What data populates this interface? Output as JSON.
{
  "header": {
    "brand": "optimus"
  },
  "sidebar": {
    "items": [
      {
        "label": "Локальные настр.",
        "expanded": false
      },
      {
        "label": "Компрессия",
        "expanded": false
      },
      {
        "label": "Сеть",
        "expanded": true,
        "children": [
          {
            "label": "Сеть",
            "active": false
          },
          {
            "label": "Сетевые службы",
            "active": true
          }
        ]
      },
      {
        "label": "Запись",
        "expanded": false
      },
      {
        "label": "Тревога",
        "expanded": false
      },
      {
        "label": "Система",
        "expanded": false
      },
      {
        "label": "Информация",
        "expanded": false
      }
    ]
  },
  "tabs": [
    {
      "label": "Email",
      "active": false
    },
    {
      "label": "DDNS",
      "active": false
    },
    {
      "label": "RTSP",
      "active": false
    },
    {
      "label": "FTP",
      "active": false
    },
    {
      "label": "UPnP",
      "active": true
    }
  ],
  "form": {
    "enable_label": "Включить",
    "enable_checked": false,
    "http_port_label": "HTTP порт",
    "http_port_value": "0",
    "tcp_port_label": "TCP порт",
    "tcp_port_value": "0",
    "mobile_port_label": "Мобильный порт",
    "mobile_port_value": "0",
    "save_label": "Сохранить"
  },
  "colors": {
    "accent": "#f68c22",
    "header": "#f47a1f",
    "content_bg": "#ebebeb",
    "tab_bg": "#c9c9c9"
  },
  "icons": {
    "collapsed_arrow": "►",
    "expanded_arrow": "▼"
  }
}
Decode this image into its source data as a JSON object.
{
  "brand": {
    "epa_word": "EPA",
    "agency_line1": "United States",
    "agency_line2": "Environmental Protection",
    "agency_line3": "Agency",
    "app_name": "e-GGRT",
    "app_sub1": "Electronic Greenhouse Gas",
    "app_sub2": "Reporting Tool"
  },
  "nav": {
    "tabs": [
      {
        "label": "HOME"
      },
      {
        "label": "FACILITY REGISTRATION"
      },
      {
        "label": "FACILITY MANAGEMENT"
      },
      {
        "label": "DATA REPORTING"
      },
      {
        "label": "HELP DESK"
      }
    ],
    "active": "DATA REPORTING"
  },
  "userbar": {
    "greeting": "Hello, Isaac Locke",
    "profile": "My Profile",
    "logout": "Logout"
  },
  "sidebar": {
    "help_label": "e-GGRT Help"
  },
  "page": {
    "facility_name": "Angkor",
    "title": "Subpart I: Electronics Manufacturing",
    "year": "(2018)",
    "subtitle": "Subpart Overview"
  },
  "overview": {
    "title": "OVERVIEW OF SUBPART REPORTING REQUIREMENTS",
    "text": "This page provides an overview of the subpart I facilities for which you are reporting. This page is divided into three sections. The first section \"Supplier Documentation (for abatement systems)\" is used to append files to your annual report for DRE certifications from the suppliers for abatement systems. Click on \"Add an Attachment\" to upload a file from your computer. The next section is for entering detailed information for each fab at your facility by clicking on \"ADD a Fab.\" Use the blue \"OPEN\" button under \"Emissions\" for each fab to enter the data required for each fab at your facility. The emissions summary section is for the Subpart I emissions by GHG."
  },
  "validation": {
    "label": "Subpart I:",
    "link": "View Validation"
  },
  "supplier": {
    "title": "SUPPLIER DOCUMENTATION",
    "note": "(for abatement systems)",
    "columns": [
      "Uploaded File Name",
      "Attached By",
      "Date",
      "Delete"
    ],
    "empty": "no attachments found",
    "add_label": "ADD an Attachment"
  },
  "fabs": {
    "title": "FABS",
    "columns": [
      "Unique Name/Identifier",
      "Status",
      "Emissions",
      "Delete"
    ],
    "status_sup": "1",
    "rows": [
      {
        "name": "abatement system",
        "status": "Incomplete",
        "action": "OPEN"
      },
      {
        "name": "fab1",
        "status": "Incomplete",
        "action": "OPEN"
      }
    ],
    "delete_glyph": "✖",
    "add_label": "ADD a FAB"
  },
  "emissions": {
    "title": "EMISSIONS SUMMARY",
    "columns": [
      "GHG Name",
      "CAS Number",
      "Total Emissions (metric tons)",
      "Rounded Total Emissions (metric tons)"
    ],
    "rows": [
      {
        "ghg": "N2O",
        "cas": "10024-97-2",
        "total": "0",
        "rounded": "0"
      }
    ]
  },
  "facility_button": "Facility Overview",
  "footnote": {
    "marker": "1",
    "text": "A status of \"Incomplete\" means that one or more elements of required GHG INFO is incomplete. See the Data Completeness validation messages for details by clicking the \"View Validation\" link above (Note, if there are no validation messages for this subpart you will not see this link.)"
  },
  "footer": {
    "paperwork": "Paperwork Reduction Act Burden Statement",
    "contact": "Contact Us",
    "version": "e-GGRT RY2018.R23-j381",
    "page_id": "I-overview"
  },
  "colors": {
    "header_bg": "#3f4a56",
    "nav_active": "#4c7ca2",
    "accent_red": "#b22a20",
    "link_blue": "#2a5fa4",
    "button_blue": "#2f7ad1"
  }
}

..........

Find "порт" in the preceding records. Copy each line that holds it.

    "http_port_label": "HTTP порт",
    "tcp_port_label": "TCP порт",
    "mobile_port_label": "Мобильный порт",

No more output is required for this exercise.